First and foremost, Ramp’s enterprise content delivery network (eCDN) is favored by security-conscious IT departments because it deploys 100% on site, behind the firewall. Even our web-based management platform, Altimeter, sits behind the firewall.
Most other enterprise distribution options use a cloud controller to operate, which means you have to open a communication path through the firewall for your eCDN solution to work. Once that communication path exists, the solution has the ability to extract and compile information about your enterprise network.
Since our eCDN is on premises, you never open any firewall ports for it to work. It doesn’t make any unnecessary calls out to the internet (other than to get your videos from your video platform). We never have access to your network, data or videos. You maintain complete control over your eCDN environment from beginning to end.
Ramp takes securing your streaming video one step further. Our eCDN adds a layer of security by encrypting your videos as they travel your network.

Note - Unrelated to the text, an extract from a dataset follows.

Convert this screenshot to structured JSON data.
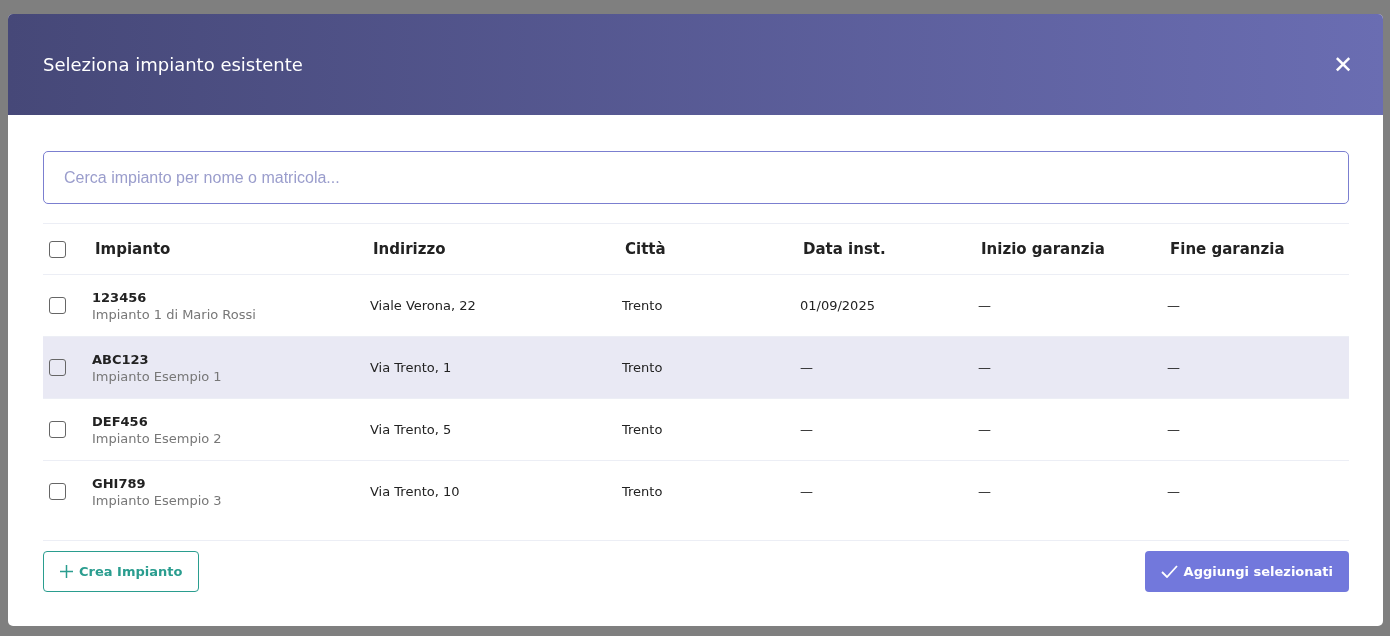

Multicast+ uses digital signatures to maintain the integrity of the exchange between senders and receivers, and encrypts the receiver disk cache to secure data at the viewing device. In addition, Multicast+ supports HTTPS, using PKI certificates, to prevent transmission of unauthorized video streams.
OmniCache protects data in transit, and at rest with HTTPS encryption and offers full compatibility with NIST Suite B cryptography for data.
Both eCDNs also include a built-in public certificate for companies that want to use HTTPS without obtaining their own certificate.
As a result, you have end-to-end encryption when your videos are in motion and at rest.
We already touched on the fact you have complete control of your eCDN environment because it’s deployed and managed 100% behind your firewall—not somewhere in the cloud. This inherently reduces your enterprise risk.
In addition, Ramp’s eCDN doesn’t rely on any other device to deliver video streams like a peer-to-peer network. Sharing and forwarding data from one device to another increases the risk of transmitting viruses, spyware and other malware across your network—especially if you have a bring your own device policy.
Therefore, Ramp maintains the video security policies you’ve put in place to protect against viruses and data breaches.
Make Video Work Better in Your Workplace
The role of video in the workplace is becoming more important every day. It’s no doubt, you’re looking for ways to make video work better in your workplace. Video security is just one of the building blocks to creating a successful video strategy. Download Wainhouse Research’s whitepaper “Building a Scalable Strategy for Enterprise Streaming” to uncover four other basic truths to streaming success.